What I really want to say today, and it will be brief and vague and maybe just plain crazy, is this: We moderns tend to treat weather as a sporadic and often calamitous event. And that’s certainly been true lately, with the 24/7 news cycle. But the thing is, weather forms the very air we breathe, something both quotidian and mysterious, with impacts extending far beyond our own tiny selves. The Butterfly Effect, rightly or wrongly, illustrates certain aspects of Chaos Theory, at least as popularly applied to weather. Far-fetched, yes, very likely, but there’s some truth to the idea, small and insignificant events in history often tend to turn life on its head.
For weather to take pride of place on the stage of history, technologies suitable for accurate measurements of climatic events had to develop. Not only that, a separation of God from science was mandatory. That’s not to say that people didn’t record the weather, because they did, in diaries and letters and newspapers.
So where was I going with this? Ah yes. Hurricane Irma upturned that tree onto the street where I live, wreaking all kinds of misery and debris. She destroyed much of Florida’s citrus crop, maybe as much as 90%, according to a friend of mine who’s a UF horticulturalist. Probably a lot of other agricultural products for which Florida is known took a big hit, too. If it weren’t for the technology of roads and modern-day communications and disaster-relief efforts, many people left homeless would starve for the lack of food. In the past, that’s exactly what would have happened. The early-warning technology made all the difference, with Irma and with her brother Harvey a few weeks previously.
The reason I am thinking of all this in a different light is because of a chance statement a friend of mine made. Actually, two friends.
B. asked me if I’d read Marjorie Kinnan Rawlings’s story of a hurricane and a young wife. And T. responded that doing so would be like a starving man reading about hunger in the midst of a famine. Their comments sent me straight to my well-charged Kindle, where I discovered Erik Larson’s writing on the hurricane that devastated Galveston, Texas almost to the day, September 8, 1900. Isaac’s Storm proved to be a spellbinding account of Isaac Cline and the evolution of meteorology, especially that of hurricane tracking predictions.
That book set off a light bulb in my brain.

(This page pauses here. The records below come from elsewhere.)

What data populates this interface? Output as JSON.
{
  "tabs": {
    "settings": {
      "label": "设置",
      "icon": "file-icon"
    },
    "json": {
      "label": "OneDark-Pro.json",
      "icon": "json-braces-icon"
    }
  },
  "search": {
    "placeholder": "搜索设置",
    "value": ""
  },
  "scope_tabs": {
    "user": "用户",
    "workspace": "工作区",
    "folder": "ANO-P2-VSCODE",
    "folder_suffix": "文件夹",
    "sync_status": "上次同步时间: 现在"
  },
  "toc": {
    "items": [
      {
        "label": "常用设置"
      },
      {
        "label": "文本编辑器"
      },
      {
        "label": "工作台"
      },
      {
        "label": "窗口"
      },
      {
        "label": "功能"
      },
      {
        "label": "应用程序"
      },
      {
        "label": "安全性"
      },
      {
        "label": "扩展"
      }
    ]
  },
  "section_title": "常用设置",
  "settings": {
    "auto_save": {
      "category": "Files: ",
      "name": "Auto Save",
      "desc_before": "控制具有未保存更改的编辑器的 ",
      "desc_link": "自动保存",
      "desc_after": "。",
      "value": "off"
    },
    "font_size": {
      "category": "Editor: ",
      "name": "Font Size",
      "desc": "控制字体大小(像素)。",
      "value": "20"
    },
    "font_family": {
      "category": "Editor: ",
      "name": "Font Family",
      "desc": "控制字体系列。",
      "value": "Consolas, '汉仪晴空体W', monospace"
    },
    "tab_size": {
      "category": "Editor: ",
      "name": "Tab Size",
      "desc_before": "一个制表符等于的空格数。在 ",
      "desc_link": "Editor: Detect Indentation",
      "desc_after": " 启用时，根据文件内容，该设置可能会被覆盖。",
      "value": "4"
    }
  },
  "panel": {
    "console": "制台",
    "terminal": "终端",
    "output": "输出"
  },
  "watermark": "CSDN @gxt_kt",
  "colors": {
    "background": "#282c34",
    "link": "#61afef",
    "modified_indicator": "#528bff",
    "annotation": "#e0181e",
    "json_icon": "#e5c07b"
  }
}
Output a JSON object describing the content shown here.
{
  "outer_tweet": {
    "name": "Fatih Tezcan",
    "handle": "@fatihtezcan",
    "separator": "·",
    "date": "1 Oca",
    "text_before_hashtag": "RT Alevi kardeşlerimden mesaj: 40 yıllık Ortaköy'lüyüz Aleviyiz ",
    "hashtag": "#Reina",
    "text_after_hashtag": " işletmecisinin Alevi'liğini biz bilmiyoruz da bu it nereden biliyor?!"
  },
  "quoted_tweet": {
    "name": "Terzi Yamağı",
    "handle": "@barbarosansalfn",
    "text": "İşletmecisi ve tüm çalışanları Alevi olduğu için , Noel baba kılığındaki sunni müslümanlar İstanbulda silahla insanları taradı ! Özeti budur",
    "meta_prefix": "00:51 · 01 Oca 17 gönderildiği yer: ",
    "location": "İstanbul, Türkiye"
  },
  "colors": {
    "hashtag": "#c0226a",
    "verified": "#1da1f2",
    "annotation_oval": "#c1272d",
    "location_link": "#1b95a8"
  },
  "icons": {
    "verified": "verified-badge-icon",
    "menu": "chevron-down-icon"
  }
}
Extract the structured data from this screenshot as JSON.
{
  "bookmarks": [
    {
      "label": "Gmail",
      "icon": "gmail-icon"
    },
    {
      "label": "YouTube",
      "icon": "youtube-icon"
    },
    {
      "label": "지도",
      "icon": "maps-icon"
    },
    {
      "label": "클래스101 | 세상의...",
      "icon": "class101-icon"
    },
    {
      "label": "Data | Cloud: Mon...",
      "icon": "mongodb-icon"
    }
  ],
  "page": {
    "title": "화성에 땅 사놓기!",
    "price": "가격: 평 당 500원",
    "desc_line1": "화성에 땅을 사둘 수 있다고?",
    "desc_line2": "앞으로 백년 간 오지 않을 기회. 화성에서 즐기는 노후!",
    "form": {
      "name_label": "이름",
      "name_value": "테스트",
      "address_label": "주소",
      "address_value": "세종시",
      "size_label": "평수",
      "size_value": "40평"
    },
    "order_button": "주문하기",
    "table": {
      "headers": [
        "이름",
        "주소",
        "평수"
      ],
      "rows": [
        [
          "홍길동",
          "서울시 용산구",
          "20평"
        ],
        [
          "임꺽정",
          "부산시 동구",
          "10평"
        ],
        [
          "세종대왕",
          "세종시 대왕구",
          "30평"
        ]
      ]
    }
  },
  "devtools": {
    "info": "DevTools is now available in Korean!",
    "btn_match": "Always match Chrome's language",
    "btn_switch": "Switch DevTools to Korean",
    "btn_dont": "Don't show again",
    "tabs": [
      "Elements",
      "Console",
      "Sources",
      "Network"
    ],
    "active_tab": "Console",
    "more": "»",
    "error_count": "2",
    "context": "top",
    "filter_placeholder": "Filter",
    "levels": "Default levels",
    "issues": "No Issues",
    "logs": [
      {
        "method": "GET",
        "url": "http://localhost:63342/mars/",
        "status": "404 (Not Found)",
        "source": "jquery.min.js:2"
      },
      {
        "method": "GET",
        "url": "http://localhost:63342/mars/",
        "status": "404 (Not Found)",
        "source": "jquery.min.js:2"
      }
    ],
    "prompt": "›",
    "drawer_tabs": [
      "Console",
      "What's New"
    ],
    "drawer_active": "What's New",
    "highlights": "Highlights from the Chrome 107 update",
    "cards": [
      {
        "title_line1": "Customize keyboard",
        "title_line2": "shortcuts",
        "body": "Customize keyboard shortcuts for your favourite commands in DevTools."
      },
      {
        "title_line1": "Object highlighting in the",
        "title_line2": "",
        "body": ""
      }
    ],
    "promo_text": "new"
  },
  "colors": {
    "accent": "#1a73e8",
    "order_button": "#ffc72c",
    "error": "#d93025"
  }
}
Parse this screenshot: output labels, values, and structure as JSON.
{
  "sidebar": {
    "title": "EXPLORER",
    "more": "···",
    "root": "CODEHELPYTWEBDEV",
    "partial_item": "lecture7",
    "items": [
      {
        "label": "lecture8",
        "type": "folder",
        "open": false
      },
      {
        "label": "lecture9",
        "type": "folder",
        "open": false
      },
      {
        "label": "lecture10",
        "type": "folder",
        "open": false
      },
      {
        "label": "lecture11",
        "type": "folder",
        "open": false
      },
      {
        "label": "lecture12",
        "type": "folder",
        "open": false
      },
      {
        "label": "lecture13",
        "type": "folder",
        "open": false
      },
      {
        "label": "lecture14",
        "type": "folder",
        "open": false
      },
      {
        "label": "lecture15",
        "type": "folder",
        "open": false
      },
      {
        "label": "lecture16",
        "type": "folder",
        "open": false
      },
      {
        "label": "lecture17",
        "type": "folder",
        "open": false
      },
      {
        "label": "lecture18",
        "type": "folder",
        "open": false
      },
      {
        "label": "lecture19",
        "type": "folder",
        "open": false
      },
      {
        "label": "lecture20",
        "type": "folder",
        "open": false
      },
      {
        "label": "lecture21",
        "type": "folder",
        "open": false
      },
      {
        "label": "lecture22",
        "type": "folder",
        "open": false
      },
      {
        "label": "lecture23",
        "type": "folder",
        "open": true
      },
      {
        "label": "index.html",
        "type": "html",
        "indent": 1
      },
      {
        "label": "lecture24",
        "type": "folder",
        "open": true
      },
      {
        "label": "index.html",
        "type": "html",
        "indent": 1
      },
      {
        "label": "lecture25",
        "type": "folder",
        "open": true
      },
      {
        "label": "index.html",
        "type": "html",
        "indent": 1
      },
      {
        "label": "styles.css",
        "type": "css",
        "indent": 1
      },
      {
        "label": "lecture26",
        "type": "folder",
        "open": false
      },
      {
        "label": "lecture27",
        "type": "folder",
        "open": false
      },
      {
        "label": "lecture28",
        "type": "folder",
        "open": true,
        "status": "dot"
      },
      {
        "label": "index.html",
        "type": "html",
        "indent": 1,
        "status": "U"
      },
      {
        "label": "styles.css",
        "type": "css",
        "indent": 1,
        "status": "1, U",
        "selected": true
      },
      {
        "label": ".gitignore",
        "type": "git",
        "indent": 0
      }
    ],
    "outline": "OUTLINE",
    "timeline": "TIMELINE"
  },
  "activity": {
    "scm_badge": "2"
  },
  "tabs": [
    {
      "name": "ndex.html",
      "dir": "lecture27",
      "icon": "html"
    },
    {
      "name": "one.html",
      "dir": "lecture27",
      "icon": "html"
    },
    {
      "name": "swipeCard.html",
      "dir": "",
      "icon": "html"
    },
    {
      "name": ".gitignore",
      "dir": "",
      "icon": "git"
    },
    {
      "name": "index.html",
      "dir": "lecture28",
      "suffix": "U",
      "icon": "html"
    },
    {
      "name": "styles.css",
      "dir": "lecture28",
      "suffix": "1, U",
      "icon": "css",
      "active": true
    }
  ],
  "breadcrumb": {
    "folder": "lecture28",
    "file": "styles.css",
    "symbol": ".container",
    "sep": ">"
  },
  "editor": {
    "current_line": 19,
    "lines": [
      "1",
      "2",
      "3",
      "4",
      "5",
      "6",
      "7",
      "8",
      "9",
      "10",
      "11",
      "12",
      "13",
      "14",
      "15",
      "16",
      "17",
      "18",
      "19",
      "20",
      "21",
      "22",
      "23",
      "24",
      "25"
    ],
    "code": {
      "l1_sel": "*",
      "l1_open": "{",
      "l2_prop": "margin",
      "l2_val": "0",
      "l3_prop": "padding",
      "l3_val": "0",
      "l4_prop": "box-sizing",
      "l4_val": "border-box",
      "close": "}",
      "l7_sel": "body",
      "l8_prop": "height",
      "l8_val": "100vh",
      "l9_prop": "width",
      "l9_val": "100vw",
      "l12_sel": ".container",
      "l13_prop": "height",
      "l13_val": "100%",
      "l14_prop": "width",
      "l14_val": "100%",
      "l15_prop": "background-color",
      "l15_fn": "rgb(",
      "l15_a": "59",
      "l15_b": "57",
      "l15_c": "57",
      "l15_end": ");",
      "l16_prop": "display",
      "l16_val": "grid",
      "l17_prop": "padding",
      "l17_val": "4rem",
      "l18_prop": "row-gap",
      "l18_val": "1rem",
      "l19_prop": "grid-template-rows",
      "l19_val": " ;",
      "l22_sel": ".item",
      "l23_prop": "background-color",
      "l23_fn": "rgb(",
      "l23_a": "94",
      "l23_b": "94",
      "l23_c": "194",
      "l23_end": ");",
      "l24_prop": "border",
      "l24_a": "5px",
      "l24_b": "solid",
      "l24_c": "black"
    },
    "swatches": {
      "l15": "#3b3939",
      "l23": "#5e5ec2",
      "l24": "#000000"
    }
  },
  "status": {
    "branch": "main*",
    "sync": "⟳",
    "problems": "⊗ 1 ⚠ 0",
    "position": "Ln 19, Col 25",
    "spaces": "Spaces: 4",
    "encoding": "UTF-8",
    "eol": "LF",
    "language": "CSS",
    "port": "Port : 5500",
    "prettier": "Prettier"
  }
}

The first day I could drive out of my driveway, after 4 days of sequestration, I headed straight to the public library and checked out all but two of the few books about weather. A plunge into the Kindle Store pulled up a few titles related to weather and history. And a quick Google search yielded a plethora of articles, most by archaeologists related to meteorological catastrophes written in the pages of Earth’s crust.
Having a ringside seat to the devastation that Mother Nature unleashes caused me to think about things in a different light, no pun intended. Without the toys of technology and minimal social media, what remained was me with time to do nothing much except to be still. And read. And think.
I’ll be back again after the Cox Cable guys attach the cable box back on the wall outside and restring the cable for the whole neighborhood.
Best wishes to you all,
© 2017 C. Bertelsen